What curriculum do you follow at Ackworth School?
Academic success and the willingness to learn are important along with personal wellbeing and an enjoyment of schooling. Being an independent school, we are lucky to adapt and change our curriculum to move with the times in an ever-changing world. We offer our version of the National Curriculum and then a broad and traditional choice of subjects at GCSE and A-level. For many of our parents, securing a place at university is the main goal. This requires a focus on teaching key skills like problem solving and adaptability. As an all-through school we can influence our pupils over a longer period of time and build confidence and leadership into our curriculum. In addition to the taught curriculum, we offer access to opportunities and experiences beyond the classroom and our pupils can choose to be whatever and whoever they want to be. We acknowledge that our pupils have to learn how to collaborate, think creatively and take responsibility. They are all encouraged to do the Duke of Edinburgh’s Award, which is fantastic for offering new challenges and teaching resilience.
Can you describe a typical classroom scene?
The purpose of education is to make our pupils ready for life beyond school. A visitor to our school would be impressed with the eloquence, confidence and ability of our pupils. They demonstrate mature learning behaviours, taking ownership of their learning whilst displaying perseverance. The benefits of technology have propelled education at our school and we use Apple devices to enable access to wider resources. Our teachers are adept at ‘flipping’ learning to develop awareness and confidence and are able to improve learning outcomes because of their ability to encourage engagement. We use advanced tracking methods to provide evidence upon which our teachers can act and pupils react positively to their advice.

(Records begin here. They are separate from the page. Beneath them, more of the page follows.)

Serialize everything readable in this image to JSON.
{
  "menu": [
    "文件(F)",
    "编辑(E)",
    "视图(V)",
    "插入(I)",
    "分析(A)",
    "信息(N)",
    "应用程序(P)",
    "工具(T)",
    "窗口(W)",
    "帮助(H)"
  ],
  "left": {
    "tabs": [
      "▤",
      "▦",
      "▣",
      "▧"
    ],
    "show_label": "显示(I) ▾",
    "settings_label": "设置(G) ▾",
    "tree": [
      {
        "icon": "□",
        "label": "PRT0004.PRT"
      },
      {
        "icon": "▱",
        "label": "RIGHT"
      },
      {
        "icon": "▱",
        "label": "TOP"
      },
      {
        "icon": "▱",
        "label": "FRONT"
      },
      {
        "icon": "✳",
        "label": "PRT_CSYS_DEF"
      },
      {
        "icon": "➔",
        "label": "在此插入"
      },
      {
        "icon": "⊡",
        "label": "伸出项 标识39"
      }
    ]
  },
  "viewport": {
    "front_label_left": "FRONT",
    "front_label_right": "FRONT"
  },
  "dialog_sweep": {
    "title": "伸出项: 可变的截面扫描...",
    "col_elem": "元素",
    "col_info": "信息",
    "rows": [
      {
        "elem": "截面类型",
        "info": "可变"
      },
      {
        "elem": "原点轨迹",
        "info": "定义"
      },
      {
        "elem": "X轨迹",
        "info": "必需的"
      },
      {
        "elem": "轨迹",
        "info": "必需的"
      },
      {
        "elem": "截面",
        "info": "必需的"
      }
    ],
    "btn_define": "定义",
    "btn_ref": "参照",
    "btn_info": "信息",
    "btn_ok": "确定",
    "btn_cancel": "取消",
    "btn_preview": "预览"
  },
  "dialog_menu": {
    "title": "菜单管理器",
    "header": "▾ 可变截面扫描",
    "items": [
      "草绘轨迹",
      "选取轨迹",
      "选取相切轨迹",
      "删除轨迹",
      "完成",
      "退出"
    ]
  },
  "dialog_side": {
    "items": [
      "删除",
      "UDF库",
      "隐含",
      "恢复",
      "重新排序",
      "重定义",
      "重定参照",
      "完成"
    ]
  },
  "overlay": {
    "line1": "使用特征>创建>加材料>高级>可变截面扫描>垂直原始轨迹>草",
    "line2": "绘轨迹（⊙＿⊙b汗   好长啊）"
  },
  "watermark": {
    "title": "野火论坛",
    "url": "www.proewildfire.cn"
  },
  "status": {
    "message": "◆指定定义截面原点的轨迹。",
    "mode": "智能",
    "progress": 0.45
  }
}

What opportunities do you offer outside of the classroom?
Ackworth School has a wide variety of clubs which take place outside of the school day. We place great emphasis on the wellbeing and happiness of our pupils and offer many activities to help support pupils who may be struggling with their studies. Whilst some activities promote physical development, others have a positive effect on mental health. We have seen how effective mindfulness and yoga are to help our pupils cope with the uncertainties of life. Those pupils who engage with activities are certainly happier, more confident and integrate with other pupils from across the world.
Is there one thing you believe makes you stand out from other schools?
There are now only six independent Quaker schools in the country. Our Quaker ethos makes us distinctive. We offer an exceptional non-selective education where the focus is on the child. Children grow through being here and are all known to their teachers who play an active part in their progress. Our ethos makes it possible for us to host boarders from all over the world as well as providing a mainstream educational experience for 20 pupils with autism.
What have been the highlights of the school year just gone?
Without a doubt it has been a pleasure to see students back in school after the pandemic. Covid disturbed normal school life and lost classroom time is hard to recover. Despite that, we were very pleased with how our pupils had been able to progress despite lockdown. Simple things like being together for inter-house events, school fixtures, or simply welcoming guest speakers or prospective parents to the school have made all the difference.
What are you looking forward to ahead of the new school year?
Dare I say this, but the holidays are too long. The school is a place of learning and it is best when it is filled with children.